AKYOL: Well, I don’t feel informed enough to agree or disagree with you on CAIR. But I know that it is getting a bit hard to be a Muslim in the West these days, for you always feel under the spotlight. Perhaps some irritated responses from Western Muslims against criticisms of their religion and community result partly from that psychology. But the same Muslims should keep in mind that they will do a much better job in defending and representing Islam if they use honest, modest, and courteous language.
LOPEZ: Would you encourage full transparency in the building of mosques? Would you be supportive of communities asking questions — such as, who is funding this? — before permits are issued? A board member who supports Hamas, for example, would understandably be an issue.
AKYOL: I would care more about the content of the preaching in a mosque, than about its financial resources. As for supporting Hamas, well, I condemn the terrorist actions of that organization, but I see that it is also a political party with hospitals and charities. (Had they been more strategic about it, they might have made the IRA/Sinn Fein division that the Irish nationalists did.) So, any support for terrorist acts is of course intolerable, but holding someone responsible for donating to, say, a Hamas-related hospital or kindergarten, and opposing a mosque for simply getting money from that same donor, might be too much.
In Turkey, we have similar questions regarding the PKK, the Kurdish terrorist group. My take is to condemn the violent acts of the PKK, but also to understand that it has a political wing and many social networks, which I don’t oppose.
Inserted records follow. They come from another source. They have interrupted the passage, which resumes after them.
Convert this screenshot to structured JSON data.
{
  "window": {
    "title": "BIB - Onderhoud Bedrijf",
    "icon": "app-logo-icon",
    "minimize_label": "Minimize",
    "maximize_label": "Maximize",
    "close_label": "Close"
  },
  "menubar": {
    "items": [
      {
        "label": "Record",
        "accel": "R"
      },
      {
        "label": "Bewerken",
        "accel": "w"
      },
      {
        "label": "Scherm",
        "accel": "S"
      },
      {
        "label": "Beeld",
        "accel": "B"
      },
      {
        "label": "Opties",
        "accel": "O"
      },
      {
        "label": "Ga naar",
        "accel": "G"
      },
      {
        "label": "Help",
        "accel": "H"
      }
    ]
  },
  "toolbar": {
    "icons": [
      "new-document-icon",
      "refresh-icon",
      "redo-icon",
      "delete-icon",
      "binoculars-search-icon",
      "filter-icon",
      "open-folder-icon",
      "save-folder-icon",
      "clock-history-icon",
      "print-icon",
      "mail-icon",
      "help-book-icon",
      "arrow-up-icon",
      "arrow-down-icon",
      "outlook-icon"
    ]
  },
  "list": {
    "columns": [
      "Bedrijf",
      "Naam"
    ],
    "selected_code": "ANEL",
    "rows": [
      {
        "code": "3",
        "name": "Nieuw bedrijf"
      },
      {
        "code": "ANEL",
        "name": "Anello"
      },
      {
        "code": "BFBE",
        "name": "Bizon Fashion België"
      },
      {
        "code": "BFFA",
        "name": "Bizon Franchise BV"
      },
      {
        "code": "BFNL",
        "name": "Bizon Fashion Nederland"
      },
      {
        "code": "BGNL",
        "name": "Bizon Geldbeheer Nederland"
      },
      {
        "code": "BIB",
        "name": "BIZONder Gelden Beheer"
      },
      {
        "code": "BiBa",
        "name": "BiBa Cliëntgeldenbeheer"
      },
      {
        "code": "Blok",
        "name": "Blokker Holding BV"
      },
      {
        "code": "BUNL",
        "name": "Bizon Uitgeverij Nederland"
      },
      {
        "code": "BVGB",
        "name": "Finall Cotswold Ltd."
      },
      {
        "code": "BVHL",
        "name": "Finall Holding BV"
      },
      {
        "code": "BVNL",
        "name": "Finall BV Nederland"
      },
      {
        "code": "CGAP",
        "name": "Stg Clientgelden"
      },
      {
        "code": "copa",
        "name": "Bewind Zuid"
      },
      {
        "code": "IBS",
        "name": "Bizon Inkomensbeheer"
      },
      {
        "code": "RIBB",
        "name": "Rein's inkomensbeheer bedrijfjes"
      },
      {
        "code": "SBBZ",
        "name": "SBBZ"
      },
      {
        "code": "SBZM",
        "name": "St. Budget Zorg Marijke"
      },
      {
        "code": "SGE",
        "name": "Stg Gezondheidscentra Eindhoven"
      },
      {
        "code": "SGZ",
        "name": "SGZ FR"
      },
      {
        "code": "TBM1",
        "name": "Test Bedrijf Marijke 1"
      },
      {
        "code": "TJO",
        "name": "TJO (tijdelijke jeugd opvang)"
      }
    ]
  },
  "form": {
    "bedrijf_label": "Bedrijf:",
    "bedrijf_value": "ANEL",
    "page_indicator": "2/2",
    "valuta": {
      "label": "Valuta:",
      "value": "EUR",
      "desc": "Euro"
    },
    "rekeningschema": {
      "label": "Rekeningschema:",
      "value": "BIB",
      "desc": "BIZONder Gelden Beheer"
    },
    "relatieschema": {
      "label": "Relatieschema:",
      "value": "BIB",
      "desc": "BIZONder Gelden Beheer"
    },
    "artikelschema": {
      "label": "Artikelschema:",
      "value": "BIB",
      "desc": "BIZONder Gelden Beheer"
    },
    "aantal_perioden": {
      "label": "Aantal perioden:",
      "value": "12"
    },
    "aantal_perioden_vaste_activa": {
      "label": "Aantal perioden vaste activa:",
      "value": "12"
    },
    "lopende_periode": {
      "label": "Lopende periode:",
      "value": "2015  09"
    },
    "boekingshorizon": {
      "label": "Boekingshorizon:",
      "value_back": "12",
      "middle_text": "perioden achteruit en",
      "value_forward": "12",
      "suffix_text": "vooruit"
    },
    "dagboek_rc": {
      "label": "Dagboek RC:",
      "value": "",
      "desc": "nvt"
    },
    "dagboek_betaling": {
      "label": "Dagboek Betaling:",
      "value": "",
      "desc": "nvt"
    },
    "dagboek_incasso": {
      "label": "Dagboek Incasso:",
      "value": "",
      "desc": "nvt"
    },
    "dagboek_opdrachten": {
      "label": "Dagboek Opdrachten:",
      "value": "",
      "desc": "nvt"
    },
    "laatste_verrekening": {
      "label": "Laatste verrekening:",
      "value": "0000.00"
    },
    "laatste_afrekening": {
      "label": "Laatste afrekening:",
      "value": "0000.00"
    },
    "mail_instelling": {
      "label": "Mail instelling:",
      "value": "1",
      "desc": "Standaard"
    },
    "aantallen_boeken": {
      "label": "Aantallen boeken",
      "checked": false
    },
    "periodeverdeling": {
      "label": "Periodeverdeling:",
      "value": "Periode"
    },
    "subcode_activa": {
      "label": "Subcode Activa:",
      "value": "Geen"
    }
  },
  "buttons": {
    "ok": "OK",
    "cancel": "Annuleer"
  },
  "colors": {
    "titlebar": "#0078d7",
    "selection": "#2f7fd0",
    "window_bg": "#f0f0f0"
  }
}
I actually think that tolerating the peaceful side of a quasi-militant movement might be a better strategy for its moderation, rather than blocking it by all means.
LOPEZ: What’s your main goal in the book and your main audience?
AKYOL: My main goal is to show that an Islamically justified liberalism is possible, and to advocate it in a convincing and inspiring fashion. (I use liberalism in the classical sense; not the secular-lefty sense that it surprisingly acquired in the U.S.) My target audience is both Muslims who are concerned about the state of their faith, and Westerners who are trying to make a sense of what Islam is and how it can change.